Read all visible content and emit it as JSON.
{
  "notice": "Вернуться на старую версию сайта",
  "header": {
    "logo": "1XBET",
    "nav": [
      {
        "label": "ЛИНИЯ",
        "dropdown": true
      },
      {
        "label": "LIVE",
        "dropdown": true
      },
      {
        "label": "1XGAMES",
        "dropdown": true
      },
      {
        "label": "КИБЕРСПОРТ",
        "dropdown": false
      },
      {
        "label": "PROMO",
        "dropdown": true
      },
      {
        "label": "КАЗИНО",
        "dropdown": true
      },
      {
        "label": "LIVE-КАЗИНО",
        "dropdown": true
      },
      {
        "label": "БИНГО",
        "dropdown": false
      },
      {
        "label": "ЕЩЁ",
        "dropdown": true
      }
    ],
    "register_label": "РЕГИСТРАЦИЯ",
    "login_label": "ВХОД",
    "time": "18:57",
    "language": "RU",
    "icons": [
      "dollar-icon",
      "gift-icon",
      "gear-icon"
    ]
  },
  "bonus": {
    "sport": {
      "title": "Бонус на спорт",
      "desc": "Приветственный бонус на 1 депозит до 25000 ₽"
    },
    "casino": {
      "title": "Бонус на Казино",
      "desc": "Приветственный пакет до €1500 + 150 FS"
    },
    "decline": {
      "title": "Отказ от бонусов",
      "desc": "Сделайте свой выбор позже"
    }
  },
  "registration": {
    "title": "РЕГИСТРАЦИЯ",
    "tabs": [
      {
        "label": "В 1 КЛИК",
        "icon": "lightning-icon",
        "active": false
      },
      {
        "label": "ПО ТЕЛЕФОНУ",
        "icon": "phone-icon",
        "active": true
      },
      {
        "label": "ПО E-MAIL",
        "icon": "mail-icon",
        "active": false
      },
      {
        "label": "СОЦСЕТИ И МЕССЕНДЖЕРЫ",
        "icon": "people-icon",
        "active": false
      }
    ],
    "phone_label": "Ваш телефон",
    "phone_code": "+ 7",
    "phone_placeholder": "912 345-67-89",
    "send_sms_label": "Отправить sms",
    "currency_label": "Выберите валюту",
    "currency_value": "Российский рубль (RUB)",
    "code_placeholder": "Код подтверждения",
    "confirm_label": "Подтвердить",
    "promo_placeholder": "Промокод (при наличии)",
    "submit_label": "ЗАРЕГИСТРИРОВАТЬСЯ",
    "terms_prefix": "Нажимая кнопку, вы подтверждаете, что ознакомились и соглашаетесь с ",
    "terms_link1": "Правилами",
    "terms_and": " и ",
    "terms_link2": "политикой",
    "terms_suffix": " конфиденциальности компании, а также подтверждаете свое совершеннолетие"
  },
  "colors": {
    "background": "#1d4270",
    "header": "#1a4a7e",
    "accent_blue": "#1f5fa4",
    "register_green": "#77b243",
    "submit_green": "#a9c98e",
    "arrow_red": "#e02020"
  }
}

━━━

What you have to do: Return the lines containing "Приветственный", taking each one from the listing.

Exercise response:
      "desc": "Приветственный бонус на 1 депозит до 25000 ₽"
      "desc": "Приветственный пакет до €1500 + 150 FS"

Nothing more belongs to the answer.